That thing I said last week about starting long stuff? I guess I meant medium stuff.  I finished a novella, which will be my WotF Q3 entry.  It kept trying to become a novel.  I won though, the story stayed under 17,000 words.   Now, to actually finish a novel. Seriously.  As soon as I finish just one last short story. (I’m like an addict, one more hit, just one more, ooh, wait, okay, one more).
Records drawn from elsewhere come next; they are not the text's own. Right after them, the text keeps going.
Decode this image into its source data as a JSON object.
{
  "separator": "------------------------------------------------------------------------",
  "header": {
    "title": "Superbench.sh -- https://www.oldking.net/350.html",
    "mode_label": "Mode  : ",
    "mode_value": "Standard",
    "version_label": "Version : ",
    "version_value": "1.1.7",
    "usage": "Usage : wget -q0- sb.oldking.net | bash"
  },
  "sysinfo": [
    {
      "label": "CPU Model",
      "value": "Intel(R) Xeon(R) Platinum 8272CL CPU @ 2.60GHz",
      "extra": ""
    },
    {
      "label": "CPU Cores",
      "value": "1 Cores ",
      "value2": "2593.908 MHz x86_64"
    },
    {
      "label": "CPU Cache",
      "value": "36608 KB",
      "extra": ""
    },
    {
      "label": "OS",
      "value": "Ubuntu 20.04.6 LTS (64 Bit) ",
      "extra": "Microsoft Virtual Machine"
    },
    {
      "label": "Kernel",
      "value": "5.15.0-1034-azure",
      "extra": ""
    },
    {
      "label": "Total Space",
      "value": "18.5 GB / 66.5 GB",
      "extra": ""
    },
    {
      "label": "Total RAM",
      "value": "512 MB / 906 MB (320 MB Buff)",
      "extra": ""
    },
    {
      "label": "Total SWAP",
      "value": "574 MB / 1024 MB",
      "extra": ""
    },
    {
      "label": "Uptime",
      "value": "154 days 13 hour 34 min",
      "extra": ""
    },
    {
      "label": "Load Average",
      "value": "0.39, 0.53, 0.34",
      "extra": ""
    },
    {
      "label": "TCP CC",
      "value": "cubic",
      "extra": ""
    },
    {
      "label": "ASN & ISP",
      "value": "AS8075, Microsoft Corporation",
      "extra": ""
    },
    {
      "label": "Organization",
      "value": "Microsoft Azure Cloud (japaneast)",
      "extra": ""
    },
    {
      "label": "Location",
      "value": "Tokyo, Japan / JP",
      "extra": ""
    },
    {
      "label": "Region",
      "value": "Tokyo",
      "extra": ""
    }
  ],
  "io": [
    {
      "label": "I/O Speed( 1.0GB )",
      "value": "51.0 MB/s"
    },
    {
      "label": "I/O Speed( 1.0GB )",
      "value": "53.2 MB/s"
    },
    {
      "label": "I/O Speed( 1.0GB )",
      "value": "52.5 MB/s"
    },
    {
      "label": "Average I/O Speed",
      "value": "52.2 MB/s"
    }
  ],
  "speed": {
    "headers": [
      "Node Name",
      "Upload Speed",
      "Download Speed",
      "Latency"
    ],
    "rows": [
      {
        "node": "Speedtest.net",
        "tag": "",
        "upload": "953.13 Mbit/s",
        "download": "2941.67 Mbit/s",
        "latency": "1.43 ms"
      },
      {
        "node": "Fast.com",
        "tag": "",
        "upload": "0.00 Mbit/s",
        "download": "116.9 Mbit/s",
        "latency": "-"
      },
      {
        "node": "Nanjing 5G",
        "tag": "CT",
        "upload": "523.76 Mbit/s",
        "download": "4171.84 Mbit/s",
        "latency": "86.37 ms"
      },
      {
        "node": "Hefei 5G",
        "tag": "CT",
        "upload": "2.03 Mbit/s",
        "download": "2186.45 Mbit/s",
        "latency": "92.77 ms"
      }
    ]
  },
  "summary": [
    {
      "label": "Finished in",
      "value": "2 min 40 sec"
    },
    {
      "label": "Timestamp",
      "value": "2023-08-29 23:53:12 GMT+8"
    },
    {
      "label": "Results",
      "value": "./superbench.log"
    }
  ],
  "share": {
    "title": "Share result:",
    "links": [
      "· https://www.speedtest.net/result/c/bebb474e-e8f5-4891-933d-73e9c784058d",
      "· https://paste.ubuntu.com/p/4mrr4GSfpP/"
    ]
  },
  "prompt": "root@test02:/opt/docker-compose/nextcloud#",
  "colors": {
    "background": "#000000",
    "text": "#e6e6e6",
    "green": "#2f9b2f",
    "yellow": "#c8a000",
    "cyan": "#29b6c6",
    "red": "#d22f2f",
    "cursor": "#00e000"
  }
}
First up on the plate is my middle grade novel.  I’m practicing not doing any research.  I realize this is a strange thing for a writer to practice, but I think sometimes I clog my brain with needing to find “true” details to stick in and don’t let the imagination run where it might.  The story is a fantasy with entirely made up everything, so it seemed like a good time to just, well, make shit up.  I’ve always believed that internal consistency matters a hell of a lot more for storytelling (especially in any story with magic or a made-up world) than having things be “realistic”.  I decided to make this novel my practice for making shit up after I was brainstorming about it and realized the princess in my head had bright pink hair.  My first thought after that was “oh, she can’t have pink hair, that’s totally unrealistic.”  Yeah, this is doubly funny if you know me, since I rarely have ‘hair’ colored hair (it’s blue and purple at the moment).  That was when it clicked that maybe my critical side was interfering in the fun of writing.  So I’m rolling with my imagination, whatever it wants, it gets this time around.  Pink hair it is!

I’m attending two more workshops this year, and hopefully Orycon as well (I’m thinking of seeing if I can’t get on a panel or two).

4 more rejections until I throw a 100 rejection party.  The more stuff goes out, the faster the responses stack up.  I figure once I hit 100 I’m going to go back to not keeping track anymore until I think I might be getting close to 200, when I plan to throw another party (100,200,500, 1000, 10000 etc).

Oh, and in cool news, an artist friend of mine is doing up a graphic novel version of one of my favorite stories (story hasn’t sold yet, sigh, but I’m hopeful).  Even if I never sell the story, I originally envisioned it as a script for her, so that is pretty sweet.  She and I used to do a webcomic together years and years ago, and I miss comics as a medium.  It’ll be cool to see what she does with the story visually.